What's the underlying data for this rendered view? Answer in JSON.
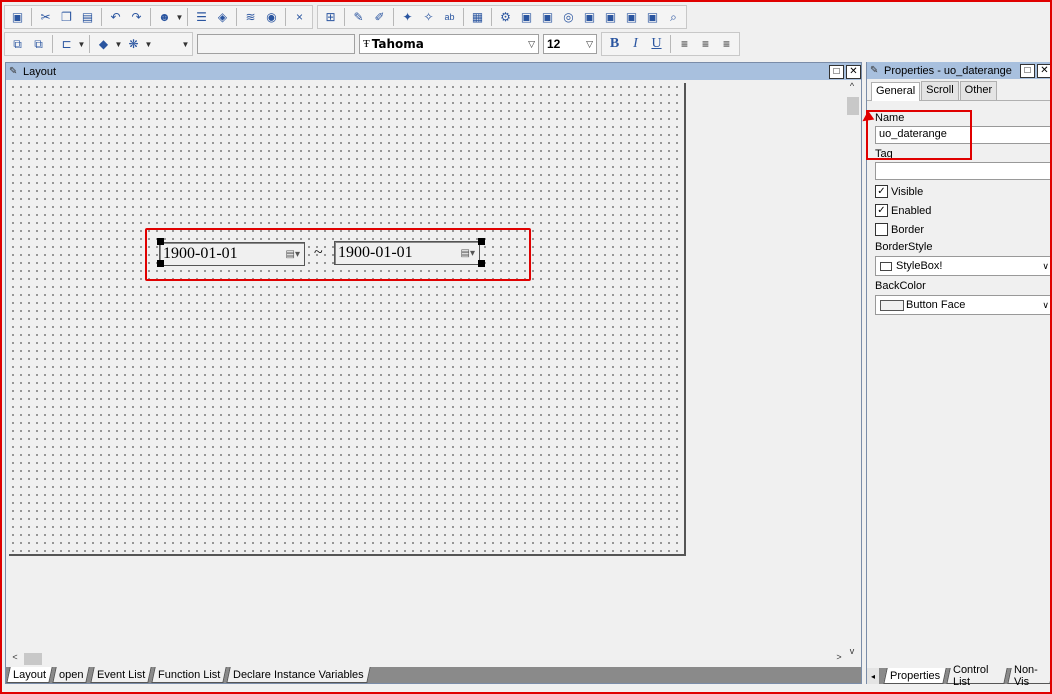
{
  "toolbar": {
    "font_name": "Tahoma",
    "font_size": "12",
    "bold_label": "B",
    "italic_label": "I",
    "underline_label": "U",
    "close_label": "×",
    "subscript_label": "ab"
  },
  "layout": {
    "title": "Layout",
    "date_start": "1900-01-01",
    "date_end": "1900-01-01",
    "separator": "~",
    "tabs": [
      "Layout",
      "open",
      "Event List",
      "Function List",
      "Declare Instance Variables"
    ]
  },
  "properties": {
    "title": "Properties - uo_daterange",
    "tabs": [
      "General",
      "Scroll",
      "Other"
    ],
    "name_label": "Name",
    "name_value": "uo_daterange",
    "tag_label": "Tag",
    "tag_value": "",
    "visible_label": "Visible",
    "visible_checked": true,
    "enabled_label": "Enabled",
    "enabled_checked": true,
    "border_label": "Border",
    "border_checked": false,
    "borderstyle_label": "BorderStyle",
    "borderstyle_value": "StyleBox!",
    "backcolor_label": "BackColor",
    "backcolor_value": "Button Face",
    "bottom_tabs": [
      "Properties",
      "Control List",
      "Non-Vis"
    ]
  },
  "colors": {
    "highlight": "#e00000",
    "title_bar": "#a8c0de"
  }
}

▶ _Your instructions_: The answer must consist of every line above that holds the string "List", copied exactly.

▶ _Completed task_:
      "Event List",
      "Function List",
      "Control List",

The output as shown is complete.